:: RECORDED DATA
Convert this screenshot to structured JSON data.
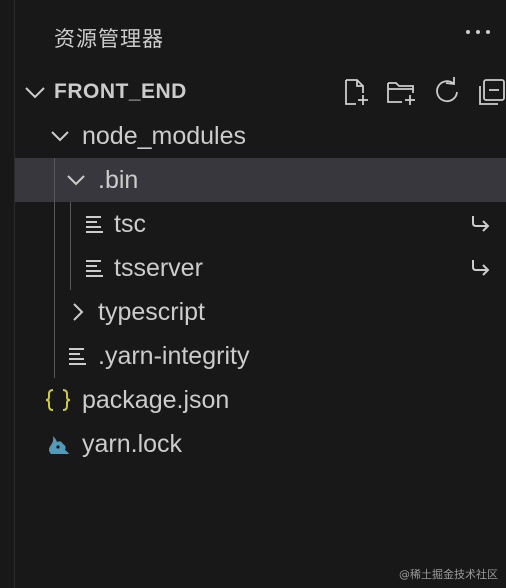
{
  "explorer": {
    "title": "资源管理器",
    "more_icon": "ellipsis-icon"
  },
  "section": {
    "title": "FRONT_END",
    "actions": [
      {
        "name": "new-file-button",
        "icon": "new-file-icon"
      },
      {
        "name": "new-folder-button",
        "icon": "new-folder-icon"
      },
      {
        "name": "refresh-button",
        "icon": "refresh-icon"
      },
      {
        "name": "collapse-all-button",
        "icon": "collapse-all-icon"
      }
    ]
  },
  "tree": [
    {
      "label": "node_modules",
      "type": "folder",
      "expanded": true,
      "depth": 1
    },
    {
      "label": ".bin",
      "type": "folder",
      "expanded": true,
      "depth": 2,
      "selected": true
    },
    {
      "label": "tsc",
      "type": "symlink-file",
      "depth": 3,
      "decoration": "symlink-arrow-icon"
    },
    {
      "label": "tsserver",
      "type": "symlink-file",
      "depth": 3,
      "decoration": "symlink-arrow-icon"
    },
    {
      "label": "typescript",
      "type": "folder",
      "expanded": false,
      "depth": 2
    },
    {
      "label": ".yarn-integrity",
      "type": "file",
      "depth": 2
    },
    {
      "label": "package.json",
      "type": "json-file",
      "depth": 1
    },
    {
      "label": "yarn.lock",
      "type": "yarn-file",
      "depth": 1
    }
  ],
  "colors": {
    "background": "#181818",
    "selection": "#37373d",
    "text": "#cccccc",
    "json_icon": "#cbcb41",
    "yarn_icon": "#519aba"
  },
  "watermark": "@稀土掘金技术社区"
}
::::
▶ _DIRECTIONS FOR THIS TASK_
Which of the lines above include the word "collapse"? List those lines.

▶ _PROBLEM SOLUTION_
        "name": "collapse-all-button",
        "icon": "collapse-all-icon"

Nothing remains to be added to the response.